Much can be made of the power of positive thinking, but the real question is, why do we tend toward the negative in the first place?
Networker Symposium keynote speaker and workshop presenter Rick Hanson has a lot of insight to offer into the negativity bias that is ingrained in us. It all began with our early ancestors who had to learn (and quickly!) that the primary rule of living in the wild was eat, or be eaten.
The human brain is continuously trying to learn from experience, so this lesson has stuck with us through the years. Negative experiences—like being prey in the wild—leave an impression that is fast-tracked into the part of our memory that focuses on learning.
Check out the clip below from one of our webcast series where Rick talks in depth about the origins of the negativity bias:
Rick Hanson, Ph.D., is a neuropsychologist with an interest in the intersection of psychology, neurology, and Buddhism, and an invited presenter at Oxford, Stanford, and the University of California at Berkeley.
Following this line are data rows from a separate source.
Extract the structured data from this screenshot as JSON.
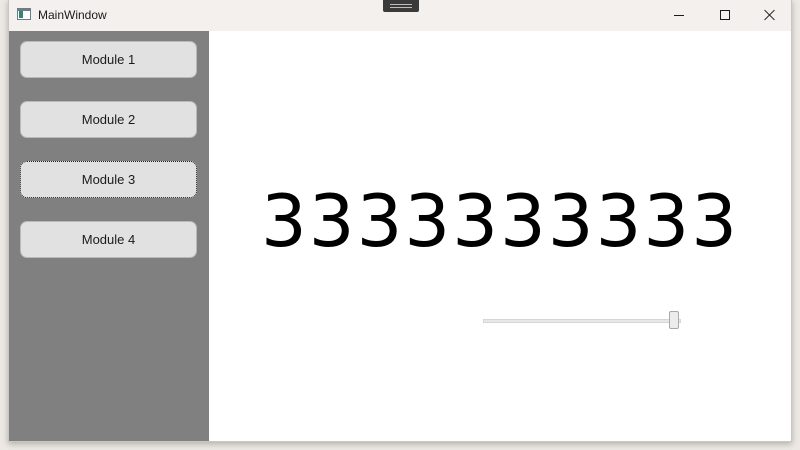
{
  "window": {
    "title": "MainWindow",
    "icon": "window-app-icon",
    "controls": {
      "minimize": "minimize-icon",
      "maximize": "maximize-icon",
      "close": "close-icon"
    }
  },
  "sidebar": {
    "background": "#808080",
    "buttons": [
      {
        "label": "Module 1"
      },
      {
        "label": "Module 2"
      },
      {
        "label": "Module 3",
        "focused": true
      },
      {
        "label": "Module 4"
      }
    ]
  },
  "main": {
    "display_text": "3333333333",
    "slider": {
      "value_fraction": 1.0
    }
  }
}
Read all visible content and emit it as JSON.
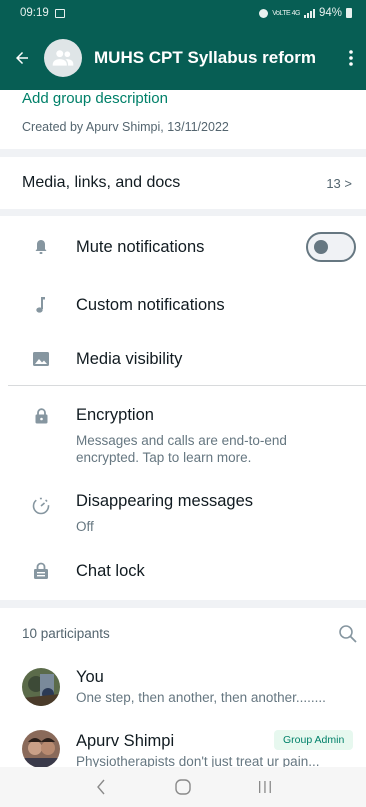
{
  "status_bar": {
    "time": "09:19",
    "network": "VoLTE 4G",
    "battery": "94%"
  },
  "header": {
    "title": "MUHS CPT Syllabus reform",
    "back_icon": "arrow-left-icon",
    "menu_icon": "more-vert-icon",
    "avatar_icon": "group-icon"
  },
  "group_info": {
    "add_description": "Add group description",
    "created_by": "Created by Apurv Shimpi, 13/11/2022"
  },
  "media": {
    "label": "Media, links, and docs",
    "count": "13 >"
  },
  "settings": {
    "mute": {
      "label": "Mute notifications",
      "icon": "bell-icon",
      "enabled": false
    },
    "custom": {
      "label": "Custom notifications",
      "icon": "music-note-icon"
    },
    "visibility": {
      "label": "Media visibility",
      "icon": "image-icon"
    }
  },
  "security": {
    "encryption": {
      "label": "Encryption",
      "sub1": "Messages and calls are end-to-end",
      "sub2": "encrypted. Tap to learn more.",
      "icon": "lock-icon"
    },
    "disappearing": {
      "label": "Disappearing messages",
      "sub": "Off",
      "icon": "timer-icon"
    },
    "chat_lock": {
      "label": "Chat lock",
      "icon": "chat-lock-icon"
    }
  },
  "participants": {
    "count_label": "10 participants",
    "search_icon": "search-icon",
    "items": [
      {
        "name": "You",
        "status": "One step, then another, then another........"
      },
      {
        "name": "Apurv Shimpi",
        "status": "Physiotherapists don't just treat ur pain...",
        "badge": "Group Admin"
      }
    ]
  },
  "nav": {
    "back": "nav-back-icon",
    "home": "nav-home-icon",
    "recents": "nav-recents-icon"
  },
  "colors": {
    "header_bg": "#075e54",
    "accent": "#008069",
    "section_gap": "#f0f2f5"
  }
}
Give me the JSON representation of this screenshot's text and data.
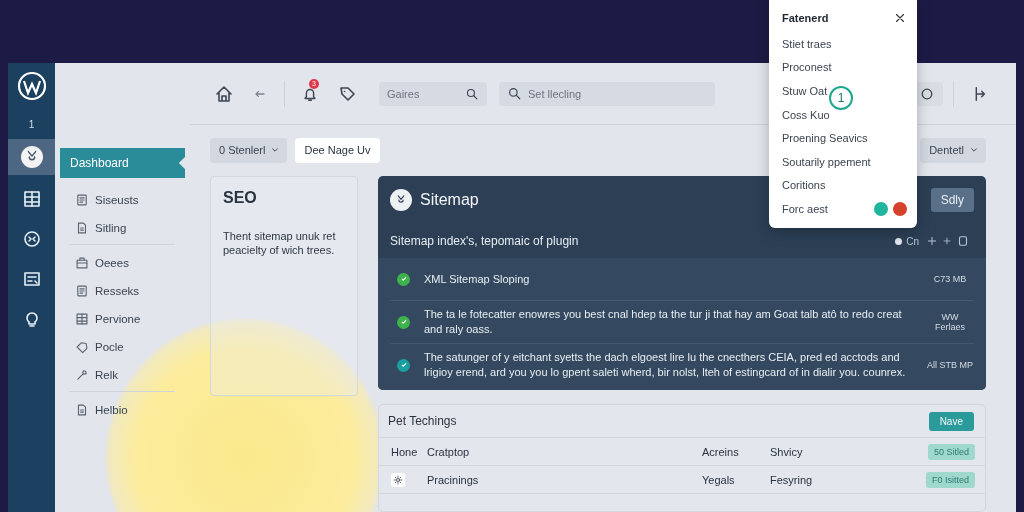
{
  "rail": {
    "count": "1",
    "items": [
      {
        "selected": true
      },
      {
        "selected": false
      },
      {
        "selected": false
      },
      {
        "selected": false
      },
      {
        "selected": false
      }
    ]
  },
  "sidebar": {
    "sections": [
      [
        {
          "label": "Dashboard",
          "selected": true
        },
        {
          "label": "Siseusts",
          "selected": false
        },
        {
          "label": "Sitling",
          "selected": false
        }
      ],
      [
        {
          "label": "Oeees",
          "selected": false
        },
        {
          "label": "Resseks",
          "selected": false
        },
        {
          "label": "Pervione",
          "selected": false
        },
        {
          "label": "Pocle",
          "selected": false
        },
        {
          "label": "Relk",
          "selected": false
        }
      ],
      [
        {
          "label": "Helbio",
          "selected": false
        }
      ]
    ]
  },
  "toolbar": {
    "notification_count": "3",
    "search_small": {
      "placeholder": "Gaires"
    },
    "search_large": {
      "placeholder": "Set llecling"
    }
  },
  "filters": {
    "dropdown": "0 Stenlerl",
    "button": "Dee Nage Uv",
    "right_dropdown": "Dentetl"
  },
  "seo_card": {
    "title": "SEO",
    "text": "Thent sitemap unuk ret peacielty of wich trees."
  },
  "sitemap_card": {
    "title": "Sitemap",
    "button": "Sdly",
    "subtitle": "Sitemap index's, tepomaic of plugin",
    "controls_label": "Cn",
    "rows": [
      {
        "text": "XML Sitemap Sloping",
        "meta": "C73 MB",
        "color": "#3cb44b"
      },
      {
        "text": "The ta le fotecatter enowres you best cnal hdep ta the tur ji that hay am Goat talb atô to redo creat and raly oass.",
        "meta": "WW Ferlaes",
        "color": "#3cb44b"
      },
      {
        "text": "The satunger of y eitchant syetts the dach elgoest lire lu the cnecthers CEIA, pred ed acctods and lrigioy erend, ard you you lo gpent saleti wherd, bir nolst, lteh of estingcard of in dialir you. counrex.",
        "meta": "All STB MP",
        "color": "#1a9ea0"
      }
    ]
  },
  "table_card": {
    "title": "Pet Techings",
    "button": "Nave",
    "rows": [
      {
        "kind": "text",
        "lead": "Hone",
        "cells": [
          "Cratptop",
          "Acreins",
          "Shvicy"
        ],
        "status": "50 Sitled"
      },
      {
        "kind": "icon",
        "cells": [
          "Pracinings",
          "Yegals",
          "Fesyring"
        ],
        "status": "F0 Isitted"
      }
    ]
  },
  "menu": {
    "title": "Fatenerd",
    "step": "1",
    "items": [
      {
        "label": "Stiet traes"
      },
      {
        "label": "Proconest"
      },
      {
        "label": "Stuw Oat"
      },
      {
        "label": "Coss Kuo"
      },
      {
        "label": "Proening Seavics"
      },
      {
        "label": "Soutarily ppement"
      },
      {
        "label": "Coritions"
      },
      {
        "label": "Forc aest",
        "dots": [
          {
            "color": "#1fb59e"
          },
          {
            "color": "#d6412e"
          }
        ]
      }
    ]
  }
}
He’s the author of 15 books, including Buddha’s Brain: The Practical Neuroscience of Happiness, Love, and Wisdom.
Join us at the 2014 Networker Symposium and you’ll have the opportunity to both hear Rick’s keynote address, “Brain Science and Psychotherapy: The Next Step,” and to attend his workshop, “Hardwiring Happiness.”
Networker Symposium 2014
March 20-23 in Washington, DC
Register By January 13 for Greatest Savings